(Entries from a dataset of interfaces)
────────────────────

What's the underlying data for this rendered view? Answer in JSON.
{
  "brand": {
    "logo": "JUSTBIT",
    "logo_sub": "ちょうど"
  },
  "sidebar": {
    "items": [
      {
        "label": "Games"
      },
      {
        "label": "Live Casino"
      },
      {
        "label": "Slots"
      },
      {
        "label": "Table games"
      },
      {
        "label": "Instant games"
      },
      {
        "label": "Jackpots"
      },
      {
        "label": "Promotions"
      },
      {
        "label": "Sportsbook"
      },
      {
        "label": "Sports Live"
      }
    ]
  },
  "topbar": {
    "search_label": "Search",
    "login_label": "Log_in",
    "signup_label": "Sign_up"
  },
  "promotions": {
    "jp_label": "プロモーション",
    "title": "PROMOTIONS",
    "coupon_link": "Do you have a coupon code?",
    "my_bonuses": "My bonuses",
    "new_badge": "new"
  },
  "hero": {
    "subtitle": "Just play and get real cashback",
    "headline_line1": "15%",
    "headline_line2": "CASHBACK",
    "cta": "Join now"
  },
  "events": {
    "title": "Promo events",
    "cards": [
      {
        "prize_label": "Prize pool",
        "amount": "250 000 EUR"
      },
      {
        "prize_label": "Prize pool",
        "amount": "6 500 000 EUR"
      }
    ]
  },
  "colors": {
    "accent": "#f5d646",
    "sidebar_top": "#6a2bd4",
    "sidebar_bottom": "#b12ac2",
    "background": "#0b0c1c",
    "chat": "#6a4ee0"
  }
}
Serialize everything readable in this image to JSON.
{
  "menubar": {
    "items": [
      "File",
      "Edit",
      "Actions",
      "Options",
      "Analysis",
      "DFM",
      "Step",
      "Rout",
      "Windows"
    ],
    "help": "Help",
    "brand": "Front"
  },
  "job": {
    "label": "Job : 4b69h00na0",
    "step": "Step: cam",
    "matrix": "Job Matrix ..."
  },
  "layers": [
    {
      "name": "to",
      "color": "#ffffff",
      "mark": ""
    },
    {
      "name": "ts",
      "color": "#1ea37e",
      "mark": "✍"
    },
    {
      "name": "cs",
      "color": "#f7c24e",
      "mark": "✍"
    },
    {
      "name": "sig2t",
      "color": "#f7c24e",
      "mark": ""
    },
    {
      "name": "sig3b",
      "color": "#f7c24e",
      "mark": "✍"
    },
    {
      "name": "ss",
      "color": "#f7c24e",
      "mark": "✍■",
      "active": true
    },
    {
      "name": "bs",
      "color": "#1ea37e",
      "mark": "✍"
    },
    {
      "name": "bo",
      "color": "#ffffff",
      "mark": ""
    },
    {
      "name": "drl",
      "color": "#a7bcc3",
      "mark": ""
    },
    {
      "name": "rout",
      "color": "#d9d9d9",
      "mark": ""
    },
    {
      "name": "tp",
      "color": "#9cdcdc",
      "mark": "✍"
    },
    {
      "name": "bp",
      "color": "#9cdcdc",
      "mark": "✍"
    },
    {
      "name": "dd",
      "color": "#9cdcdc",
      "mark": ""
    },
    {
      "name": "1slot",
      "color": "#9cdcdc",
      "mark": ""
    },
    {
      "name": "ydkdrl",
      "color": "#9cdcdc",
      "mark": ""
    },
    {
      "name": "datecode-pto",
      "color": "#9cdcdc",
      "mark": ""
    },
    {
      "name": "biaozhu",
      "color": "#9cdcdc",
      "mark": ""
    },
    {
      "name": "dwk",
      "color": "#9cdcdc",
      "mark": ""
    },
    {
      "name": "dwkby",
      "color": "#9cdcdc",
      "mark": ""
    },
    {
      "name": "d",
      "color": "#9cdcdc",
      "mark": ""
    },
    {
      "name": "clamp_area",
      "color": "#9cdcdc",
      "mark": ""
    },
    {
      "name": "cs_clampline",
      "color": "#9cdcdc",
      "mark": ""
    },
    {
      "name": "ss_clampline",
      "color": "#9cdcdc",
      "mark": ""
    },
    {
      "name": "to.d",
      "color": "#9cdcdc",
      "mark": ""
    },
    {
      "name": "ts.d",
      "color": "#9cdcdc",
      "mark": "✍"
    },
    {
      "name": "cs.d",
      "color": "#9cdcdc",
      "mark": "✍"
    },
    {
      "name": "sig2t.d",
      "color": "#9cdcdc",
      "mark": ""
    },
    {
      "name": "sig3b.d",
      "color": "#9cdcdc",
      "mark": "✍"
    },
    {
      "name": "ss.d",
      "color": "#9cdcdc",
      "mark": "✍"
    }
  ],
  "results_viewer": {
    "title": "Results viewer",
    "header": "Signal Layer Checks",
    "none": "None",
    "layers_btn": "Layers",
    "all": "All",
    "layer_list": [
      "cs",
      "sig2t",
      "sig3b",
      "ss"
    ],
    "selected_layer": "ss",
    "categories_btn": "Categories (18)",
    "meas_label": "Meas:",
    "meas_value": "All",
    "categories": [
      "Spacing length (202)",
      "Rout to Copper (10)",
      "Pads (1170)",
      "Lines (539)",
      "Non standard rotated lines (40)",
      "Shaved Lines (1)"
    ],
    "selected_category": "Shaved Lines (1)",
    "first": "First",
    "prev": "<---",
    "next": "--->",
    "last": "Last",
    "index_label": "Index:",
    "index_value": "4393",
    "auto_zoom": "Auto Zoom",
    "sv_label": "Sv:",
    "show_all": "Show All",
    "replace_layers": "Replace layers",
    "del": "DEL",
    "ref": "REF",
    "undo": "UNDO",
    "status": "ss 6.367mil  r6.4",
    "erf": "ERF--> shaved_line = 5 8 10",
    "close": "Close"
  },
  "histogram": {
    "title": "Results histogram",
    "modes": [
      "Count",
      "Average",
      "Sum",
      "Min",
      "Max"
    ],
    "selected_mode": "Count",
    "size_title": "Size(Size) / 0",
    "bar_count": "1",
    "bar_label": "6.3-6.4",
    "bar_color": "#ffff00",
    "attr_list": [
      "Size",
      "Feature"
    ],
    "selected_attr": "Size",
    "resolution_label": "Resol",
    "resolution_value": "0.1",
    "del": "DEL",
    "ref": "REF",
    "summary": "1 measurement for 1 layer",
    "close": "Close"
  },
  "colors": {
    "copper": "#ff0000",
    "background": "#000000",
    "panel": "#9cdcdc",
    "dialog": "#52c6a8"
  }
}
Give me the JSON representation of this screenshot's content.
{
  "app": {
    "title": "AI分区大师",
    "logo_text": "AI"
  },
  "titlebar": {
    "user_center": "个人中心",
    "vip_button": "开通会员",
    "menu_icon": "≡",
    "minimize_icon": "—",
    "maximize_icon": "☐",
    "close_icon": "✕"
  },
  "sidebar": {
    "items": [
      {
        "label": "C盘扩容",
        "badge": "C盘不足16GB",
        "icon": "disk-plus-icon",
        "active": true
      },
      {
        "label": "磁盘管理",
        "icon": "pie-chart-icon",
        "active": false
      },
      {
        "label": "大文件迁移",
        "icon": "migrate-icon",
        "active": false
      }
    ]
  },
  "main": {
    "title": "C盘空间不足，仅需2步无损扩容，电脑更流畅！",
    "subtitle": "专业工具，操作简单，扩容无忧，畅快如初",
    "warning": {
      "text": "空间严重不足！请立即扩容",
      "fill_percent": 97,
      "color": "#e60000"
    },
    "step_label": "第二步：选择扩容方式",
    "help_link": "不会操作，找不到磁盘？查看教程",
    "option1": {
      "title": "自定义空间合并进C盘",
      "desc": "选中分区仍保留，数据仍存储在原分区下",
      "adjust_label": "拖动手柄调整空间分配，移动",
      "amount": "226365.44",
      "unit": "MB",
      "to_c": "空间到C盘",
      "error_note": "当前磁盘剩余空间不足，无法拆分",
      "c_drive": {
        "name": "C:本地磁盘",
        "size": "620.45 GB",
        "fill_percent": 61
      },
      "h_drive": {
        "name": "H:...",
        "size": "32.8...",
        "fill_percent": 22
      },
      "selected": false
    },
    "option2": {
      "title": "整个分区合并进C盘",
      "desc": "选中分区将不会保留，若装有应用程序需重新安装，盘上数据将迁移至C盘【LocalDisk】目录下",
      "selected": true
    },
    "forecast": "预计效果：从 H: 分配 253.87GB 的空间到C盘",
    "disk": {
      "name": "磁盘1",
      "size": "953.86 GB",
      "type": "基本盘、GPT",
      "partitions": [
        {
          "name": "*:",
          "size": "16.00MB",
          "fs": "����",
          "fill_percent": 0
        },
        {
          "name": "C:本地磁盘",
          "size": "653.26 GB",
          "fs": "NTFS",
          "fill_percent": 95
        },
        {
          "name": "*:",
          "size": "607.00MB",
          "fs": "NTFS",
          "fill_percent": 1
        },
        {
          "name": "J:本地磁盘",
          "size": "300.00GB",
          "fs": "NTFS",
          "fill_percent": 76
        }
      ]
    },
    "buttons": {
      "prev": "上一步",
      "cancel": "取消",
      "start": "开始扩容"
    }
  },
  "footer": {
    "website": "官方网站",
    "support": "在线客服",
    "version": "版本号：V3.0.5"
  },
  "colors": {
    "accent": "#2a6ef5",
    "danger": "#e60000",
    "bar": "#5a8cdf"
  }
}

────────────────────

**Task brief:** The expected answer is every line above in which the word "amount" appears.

**Answer to the exercise:**
        "amount": "250 000 EUR"
        "amount": "6 500 000 EUR"
      "amount": "226365.44",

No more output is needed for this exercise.